This is the latest in a series of volumes in the 50 Classics series, each of which focuses on a subject category (e.g. economics, philosophy, politics, psychology, self-help, success, and spiritual) and those books Tom Butler-Bowdon considers to be seminal in each category. I think “precis” is the best term to describe his commentaries’ primary purpose: to explain the essential significance and value of each work. Butler devotes almost 400 pages to serving that purpose. On average, that’s about eight pages per work in the Business volume.
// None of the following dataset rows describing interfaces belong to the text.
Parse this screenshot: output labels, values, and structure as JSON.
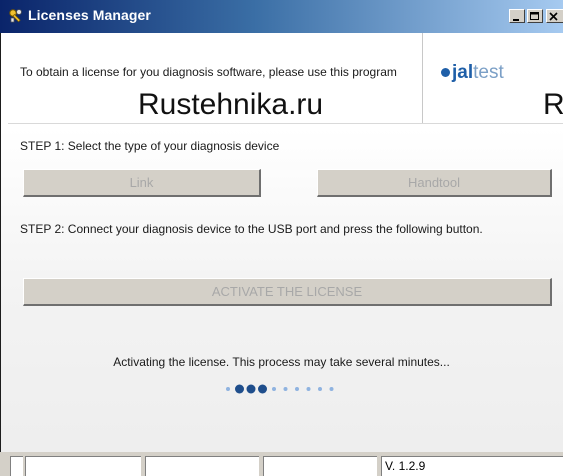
{
  "window": {
    "title": "Licenses Manager",
    "title_icon": "key-icon",
    "controls": [
      "minimize-icon",
      "maximize-icon",
      "close-icon"
    ]
  },
  "header": {
    "info_text": "To obtain a license for you diagnosis software, please use this program",
    "watermark": "Rustehnika.ru",
    "watermark_edge": "R",
    "logo": {
      "part1": "jal",
      "part2": "test",
      "color": "#1f5fa8"
    }
  },
  "step1": {
    "text": "STEP 1: Select the type of your diagnosis device",
    "buttons": {
      "link": "Link",
      "handtool": "Handtool"
    }
  },
  "step2": {
    "text": "STEP 2: Connect your diagnosis device to the USB port and press the following button.",
    "activate_label": "ACTIVATE THE LICENSE"
  },
  "status": {
    "message": "Activating the license. This process may take several minutes...",
    "progress_dots_total": 10,
    "progress_active": [
      1,
      2,
      3
    ],
    "active_color": "#1f4e8c",
    "inactive_color": "#8fb3e0"
  },
  "statusbar": {
    "cells": [
      "",
      "",
      "",
      "",
      "V. 1.2.9"
    ]
  }
}
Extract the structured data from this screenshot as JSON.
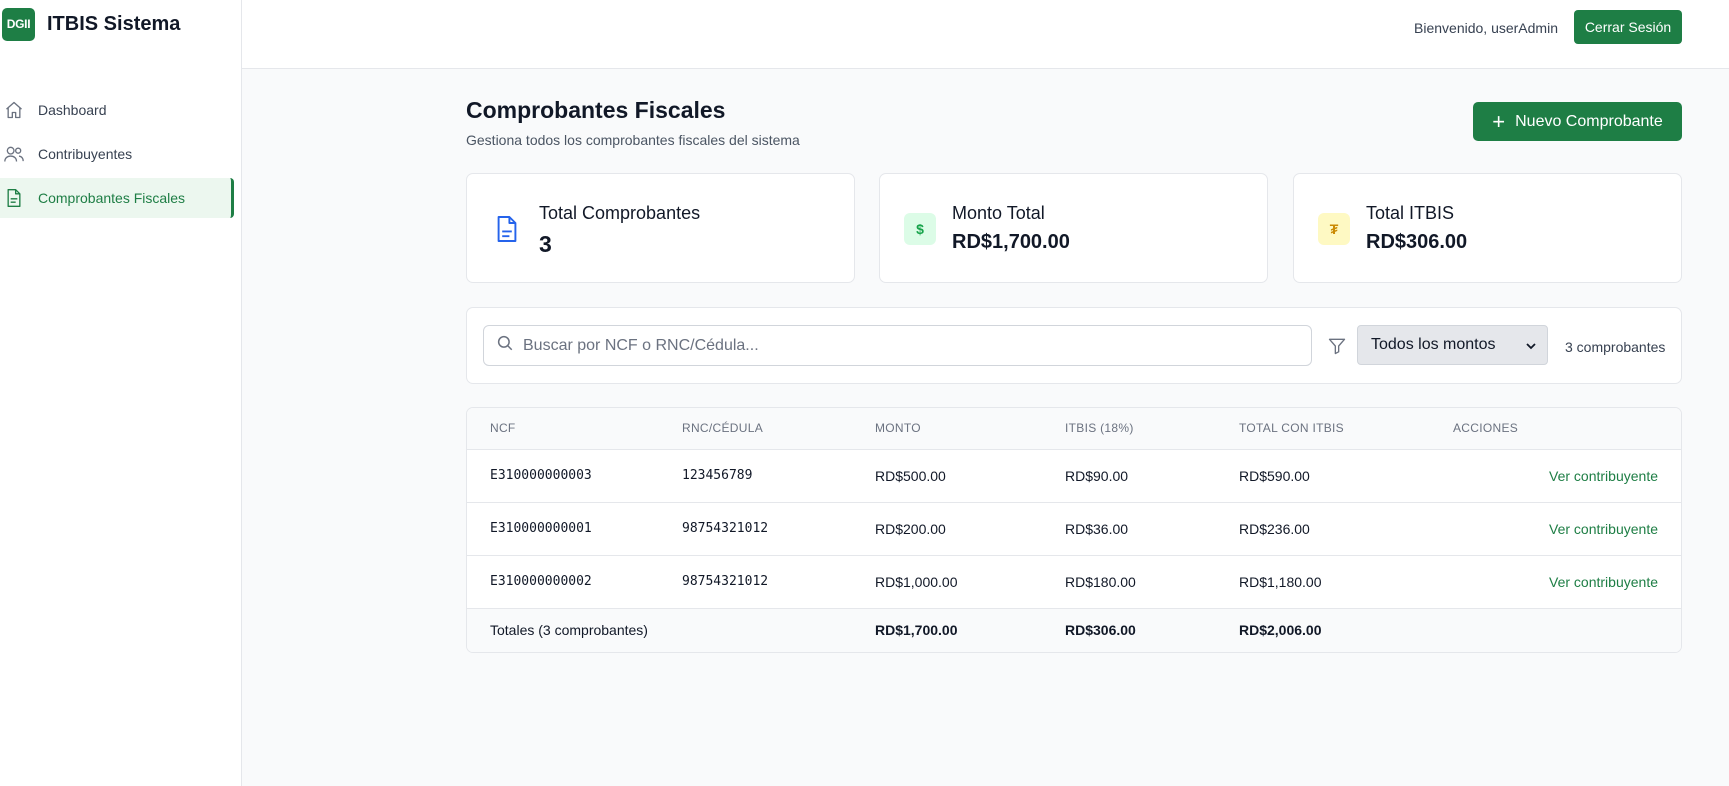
{
  "brand": {
    "logo_text": "DGII",
    "title": "ITBIS Sistema",
    "accent_color": "#1e7e45"
  },
  "sidebar": {
    "items": [
      {
        "label": "Dashboard",
        "icon": "home-icon",
        "active": false
      },
      {
        "label": "Contribuyentes",
        "icon": "users-icon",
        "active": false
      },
      {
        "label": "Comprobantes Fiscales",
        "icon": "document-icon",
        "active": true
      }
    ]
  },
  "header": {
    "welcome": "Bienvenido, userAdmin",
    "logout_label": "Cerrar Sesión"
  },
  "main": {
    "title": "Comprobantes Fiscales",
    "subtitle": "Gestiona todos los comprobantes fiscales del sistema",
    "new_button_label": "Nuevo Comprobante"
  },
  "stats": [
    {
      "label": "Total Comprobantes",
      "value": "3",
      "icon": "file-text-icon",
      "icon_color": "#2563eb",
      "icon_bg": "#ffffff"
    },
    {
      "label": "Monto Total",
      "value": "RD$1,700.00",
      "icon": "dollar-icon",
      "icon_color": "#16a34a",
      "icon_bg": "#dcfce7"
    },
    {
      "label": "Total ITBIS",
      "value": "RD$306.00",
      "icon": "tax-icon",
      "icon_color": "#ca8a04",
      "icon_bg": "#fef9c3"
    }
  ],
  "filters": {
    "search_placeholder": "Buscar por NCF o RNC/Cédula...",
    "amount_filter_selected": "Todos los montos",
    "count_label": "3 comprobantes"
  },
  "table": {
    "headers": [
      "NCF",
      "RNC/Cédula",
      "Monto",
      "ITBIS (18%)",
      "Total con ITBIS",
      "Acciones"
    ],
    "rows": [
      {
        "ncf": "E310000000003",
        "rnc": "123456789",
        "monto": "RD$500.00",
        "itbis": "RD$90.00",
        "total": "RD$590.00",
        "action": "Ver contribuyente"
      },
      {
        "ncf": "E310000000001",
        "rnc": "98754321012",
        "monto": "RD$200.00",
        "itbis": "RD$36.00",
        "total": "RD$236.00",
        "action": "Ver contribuyente"
      },
      {
        "ncf": "E310000000002",
        "rnc": "98754321012",
        "monto": "RD$1,000.00",
        "itbis": "RD$180.00",
        "total": "RD$1,180.00",
        "action": "Ver contribuyente"
      }
    ],
    "footer": {
      "label": "Totales (3 comprobantes)",
      "monto": "RD$1,700.00",
      "itbis": "RD$306.00",
      "total": "RD$2,006.00"
    }
  }
}
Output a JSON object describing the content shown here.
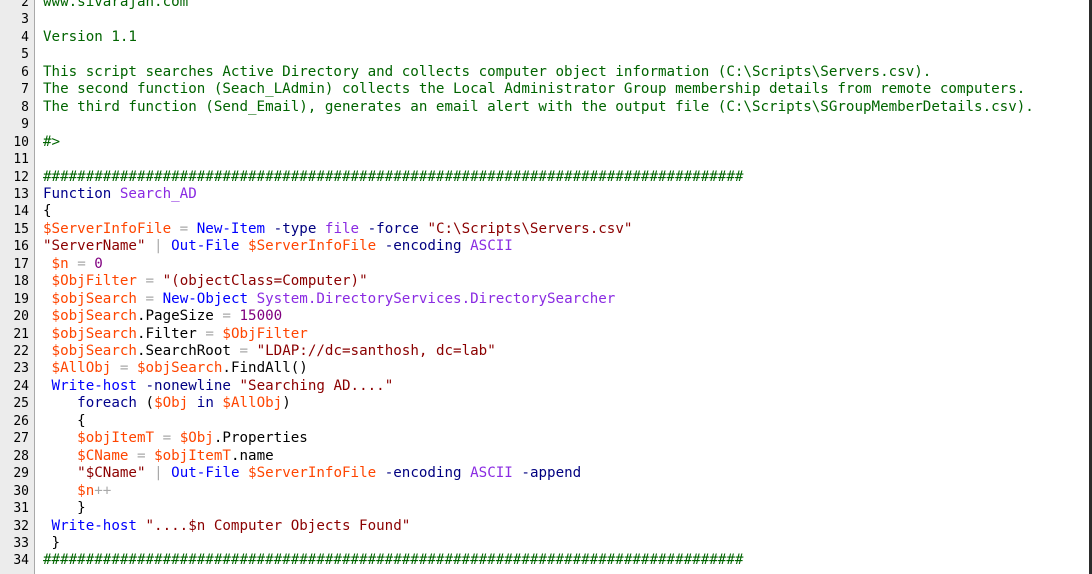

He has a target on his back because all of us — or at least many of us — will question selections and omissions. For example, I would never include The Art of the Deal because Donald Trump did not write it or even read the drafts that Tony Schwartz asked him to review. Also, I would have had IT and Innovation & Creativity categories as well as one devoted entirely to Entrepreneurship. Adding or revising categories would obviously affect the selections. Currently, there are none of Dave Ulrich’s major works (e.g. The Leadership Capital Index) or Keith Sawyer’s (e.g. Group Genius) or Charles Handy’s (e.g.The Age of Paradox) nor individual works such as Anders Ericsson’s Peak, Joseph Schumpeter’s Capitalism, Socialism and Democracy, Alvin Toffler’s Future Shock, and Enterprise Architecture as Strategy, co-authored by Jeanne Ross, Peter Weill, and David Robertson. I think all are “must include” but so what? This is Butler-Bowdon’s book, not mine. He could have discussed 100 books and there would still be quibbles, if not complaints.
Unlike authors of so many other books of this nature, Butler-Bowdon does not slavishly follow a template when organizing his material. To the extent humanly possible, he customizes his approach to each after two representative quotations and two reader-friendly devices, “In a nutshell” and “In a similar vein.” Yes, he concludes each commentary with two other reader-friendly devices, “Final comments” and mini-bio. However, the four devices serve as bookends to his insightful comments. For example, here are three brief examples from his discussion of Ben Horowitz and his international bestseller, The Hard Thing About Hard Things. These comments suggest the thrust and flavor of Butler-Bowdon’s lively narrative:
Quotation from Horowitz’s book: “The Struggle is when you wonder why you started the company in the first place. The Struggle is when people ask you why you don’t quit and you don’t know the answer. The Struggle is when your employees think you are lying and you think they may be right.”
Excerpt from Build a Good Company commentary: “There are two reasons why people quit their jobs. Horowitz observes: (1) they ‘hated their manager,’ and were appalled by the lack of guidance, career development, and feedback they were receiving’; and (2) ‘They weren’t learning anything: The company wasn’t investing resources in helping employees develop new skills.'”
The value of this book will be determined almost entirely by the nature and extent of its material’s relevance to each reader’s needs and interests. That said, I am convinced that each reader will gain knowledge and wisdom that far exceed the cost of cost purchase. Moreover, if this book is a permanent reference work to be consulted when an important question needs to be answered or a serious problem needs to be solved, its ROI will continue to increase exponentially.
Hearty congratulations to Tom Butler Bowdon on his latest — always brilliant — contribution to thought leadership. Bravo!